Summer/Autumn 2000

For Radical Women, art is as political as life. It can be a tool for change, as powerful as our struggles for a better world. Karen Brodine, acclaimed socialist feminist poet and Radical Women leader who died in 1987 from breast cancer, once said this about women artists she looked to for strength and insight:… Read more »

Real Rape Law Campaign Gathers Momentum

September - December 1990

Rape is a largely unreported crime. And, given the myriad obstacles which a rape victim must endure, it is hardly surprising that many women decide not to notify the police. As a starting point, the law needs to be changed to mitigate the rape victim’s trauma from simply reporting the crime.

Defending Reproductive Freedom: An International Struggle for Women’s Rights

Summer/Autumn 1990

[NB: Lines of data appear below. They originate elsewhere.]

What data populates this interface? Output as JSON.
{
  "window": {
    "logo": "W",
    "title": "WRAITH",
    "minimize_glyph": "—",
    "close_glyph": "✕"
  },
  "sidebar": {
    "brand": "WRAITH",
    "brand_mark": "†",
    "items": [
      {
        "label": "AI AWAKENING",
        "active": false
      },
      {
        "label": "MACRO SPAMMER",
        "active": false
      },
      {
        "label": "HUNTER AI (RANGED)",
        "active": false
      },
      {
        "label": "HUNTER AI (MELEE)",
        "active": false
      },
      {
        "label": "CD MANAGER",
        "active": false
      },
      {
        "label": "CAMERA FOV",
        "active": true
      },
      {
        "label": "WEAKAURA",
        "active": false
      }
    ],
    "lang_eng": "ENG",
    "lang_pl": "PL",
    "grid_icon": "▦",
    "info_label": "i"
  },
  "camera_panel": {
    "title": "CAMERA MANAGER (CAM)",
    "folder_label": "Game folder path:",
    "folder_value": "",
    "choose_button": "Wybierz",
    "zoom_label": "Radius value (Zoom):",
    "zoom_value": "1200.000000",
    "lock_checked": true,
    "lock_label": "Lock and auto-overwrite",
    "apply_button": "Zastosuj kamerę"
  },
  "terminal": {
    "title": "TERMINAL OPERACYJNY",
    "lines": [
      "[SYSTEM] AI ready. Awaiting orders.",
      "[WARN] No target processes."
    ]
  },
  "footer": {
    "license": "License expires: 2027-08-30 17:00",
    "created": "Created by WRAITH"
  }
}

Abortion is about the right of women to biological and sexual self determination. It is about our right to be economically independent. Because abortion is such a fundamental issue it is one of the first targets picked out by the right wing for their agenda to shore up the institution of the nuclear family through compulsory pregnancy for able-bodied white women but forced celibacy or sterilisation or DepoProvera for Aboriginal women, disabled women and women in institutions.

Radical Women Statement to AZT Rally and Candle light Vigil

Summer 1988/1989

Melbourne, 3 March 1988 Radical Women is an international socialist feminist organisation comprised of women workers, students and welfare recipients of many races, both gay and straight, older and young. We are pleased to be represented here this evening and are delighted that we could help build this important rally. We demand that all people… Read more »

International Women’s Day: Ghetto Festival or Front Line of the Struggle for Women’s Liberation?

Summer 1988/1989

One is that we are all lesbians or a least celibate women who prefer to socialise mainly with other women. This has become a stumbling block to the movement. Instead of clear political demands about fighting the oppression of lesbians that we expect all who support women’s liberation to take up and fight for, we’ve got a bizarre combination of lesbian political invisibility but an underlying assumption that in our lifestyles we are all dykes. We’ve got to make IWD political; we have to address the issues of the day — those that people who aren’t at IWD are concerned about or fighting around.